It is true that the 2019 mandate was a decisive vote for the BJP-Shiv Sena alliance. Fadnavis has claimed that Uddhav Thackeray betrayed the people’s mandate by joining hands with the NCP and Congress. We do not know what was the understanding or terms of agreement between the BJP and Sena when they fought the election together, but the question is: if the BJP was against offering the chief ministership to the Sena in 2019, why has it offered the post to Shinde now? After all, the Sena walked out of the alliance only because of its claim that the BJP had agreed to give the chief ministership to its alliance partner. Had the BJP given in to the Sena’s demand then, it would have had the chance to have its chief minister now. Therefore, the question is: who betrayed the people’s mandate? Was it the Sena in 2019 or the BJP now, in making Shinde the CM though he cannot claim to be the Shiv Sena leader? After all, there is no clarity as to which is the real Sena.
If the BJP’s objective has been to diminish the Shiv Sena as a major political player in Maharashtra politics and emerge as the sole challenger to the Congress-NCP combine, it has succeeded to a great extent electorally. Now, following the massive split in the Sena, the BJP is in a better position to consolidate its hold over Maharashtra politics further, though its credibility as a party that adheres to the principles and values of constitutional democracy has taken a hit. Whether BJP has installed an obedient chief minister in Shinde who can be fully controlled by Fadnavis in Mumbai and remote-controlled from Delhi remains to be seen. But what it has succeeded in doing is to weaken the Sena and the Thackeray family’s hold over the party, at least for now.
So, what now for Uddhav Thackeray and the Shiv Sena he heads? Can he make a comeback even after the massive setback that has forced him to resign, paving the way for Shinde to take over both the government and, seemingly, the party as well? It’s true that while the Shiv Sena now stands diminished, it is not decimated. A lot will depend on how Shiv Sainiks and Sena supporters react to the events that have unfolded over the past two weeks. Given that the Shinde-led mutiny against Bal Thackeray’s son who inherited his father’s mantle as the Sena’s head has deeply hurt the pride of average Maharashtrians and party cadres, the coming weeks and months will show how inextricably the Sena is linked with the Thackeray leadership. Whether the Shiv Sena as an organisation will swing towards Shinde the same way as the rebels MLAs did, remains to be seen. As the battle for the “real Sena” begins, the first test will be the BMC elections, as also the elections to a dozen-odd municipal corporations in September-October.

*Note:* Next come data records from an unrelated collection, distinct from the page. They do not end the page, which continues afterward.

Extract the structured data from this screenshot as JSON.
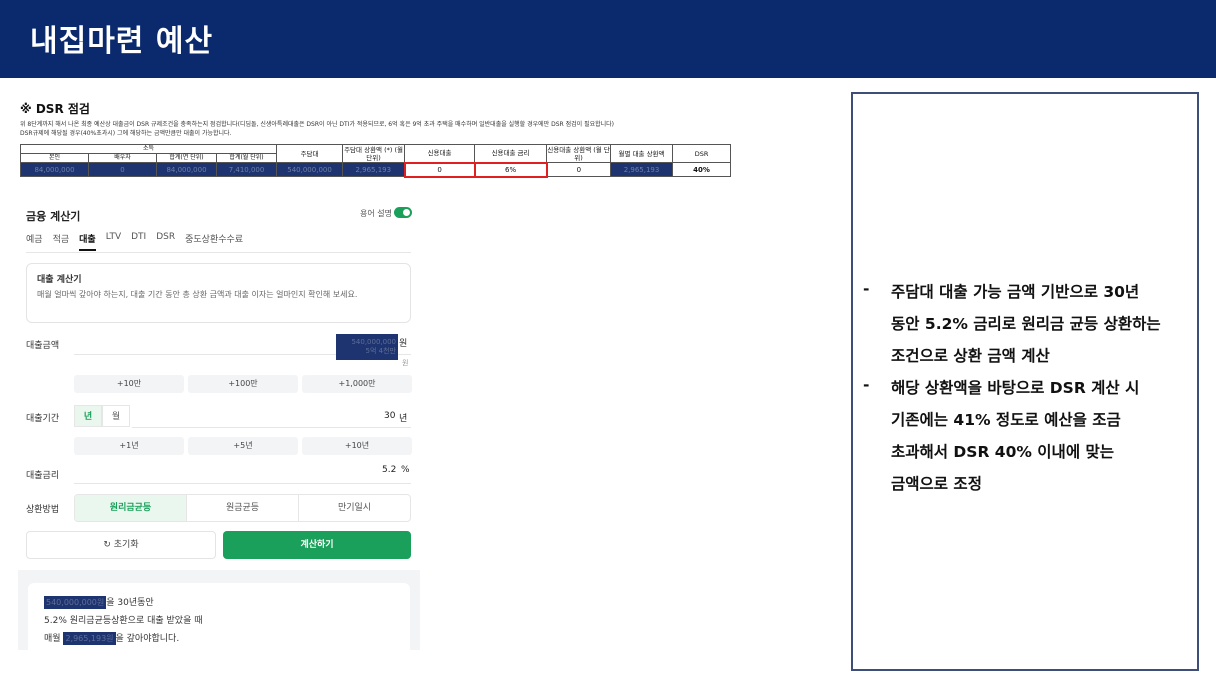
{
  "header": {
    "title": "내집마련 예산"
  },
  "dsr": {
    "title": "※ DSR 점검",
    "note1": "위 8단계까지 해서 나온 최종 예산상 대출금이 DSR 규제조건을 충족하는지 점검합니다(디딤돌, 신생아특례대출은 DSR이 아닌 DTI가 적용되므로, 6억 혹은 9억 초과 주택을 매수하며 일반대출을 실행할 경우에만 DSR 점검이 필요합니다)",
    "note2": "DSR규제에 해당될 경우(40%초과시) 그에 해당하는 금액만큼만 대출이 가능합니다.",
    "table": {
      "income_group": "소득",
      "h_self": "본인",
      "h_spouse": "배우자",
      "h_total_year": "합계(연 단위)",
      "h_total_month": "합계(월 단위)",
      "h_mortgage": "주담대",
      "h_mortgage_repay": "주담대 상환액 (*) (월 단위)",
      "h_credit": "신용대출",
      "h_credit_rate": "신용대출 금리",
      "h_credit_repay": "신용대출 상환액 (월 단위)",
      "h_monthly_repay": "월별 대출 상환액",
      "h_dsr": "DSR",
      "v_self": "84,000,000",
      "v_spouse": "0",
      "v_total_year": "84,000,000",
      "v_total_month": "7,410,000",
      "v_mortgage": "540,000,000",
      "v_mortgage_repay": "2,965,193",
      "v_credit": "0",
      "v_credit_rate": "6%",
      "v_credit_repay": "0",
      "v_monthly_repay": "2,965,193",
      "v_dsr": "40%"
    }
  },
  "calculator": {
    "title": "금융 계산기",
    "term_toggle_label": "용어 설명",
    "tabs": [
      "예금",
      "적금",
      "대출",
      "LTV",
      "DTI",
      "DSR",
      "중도상환수수료"
    ],
    "active_tab": "대출",
    "info_title": "대출 계산기",
    "info_desc": "매월 얼마씩 갚아야 하는지, 대출 기간 동안 총 상환 금액과 대출 이자는 얼마인지 확인해 보세요.",
    "amount_label": "대출금액",
    "amount_value": "540,000,000",
    "amount_unit": "원",
    "amount_korean": "5억 4천만",
    "amount_unit_sub": "원",
    "amount_chips": [
      "+10만",
      "+100만",
      "+1,000만"
    ],
    "period_label": "대출기간",
    "period_units": [
      "년",
      "월"
    ],
    "period_value": "30",
    "period_unit": "년",
    "period_chips": [
      "+1년",
      "+5년",
      "+10년"
    ],
    "rate_label": "대출금리",
    "rate_value": "5.2",
    "rate_unit": "%",
    "method_label": "상환방법",
    "methods": [
      "원리금균등",
      "원금균등",
      "만기일시"
    ],
    "active_method": "원리금균등",
    "reset_label": "초기화",
    "calc_label": "계산하기",
    "result_amount": "540,000,000원",
    "result_line1_suffix": "을 30년동안",
    "result_line2": "5.2% 원리금균등상환으로 대출 받았을 때",
    "result_line3_prefix": "매월",
    "result_monthly": "2,965,193원",
    "result_line3_suffix": "을 갚아야합니다."
  },
  "panel": {
    "bullet": "-",
    "lines": [
      "주담대 대출 가능 금액 기반으로 30년",
      "동안 5.2% 금리로 원리금 균등 상환하는",
      "조건으로 상환 금액 계산",
      "해당 상환액을 바탕으로 DSR 계산 시",
      "기존에는 41% 정도로 예산을 조금",
      "초과해서 DSR 40% 이내에 맞는",
      "금액으로 조정"
    ]
  }
}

(The writer is an independent Mumbai-based senior journalist. He tweets at @ali_chougule)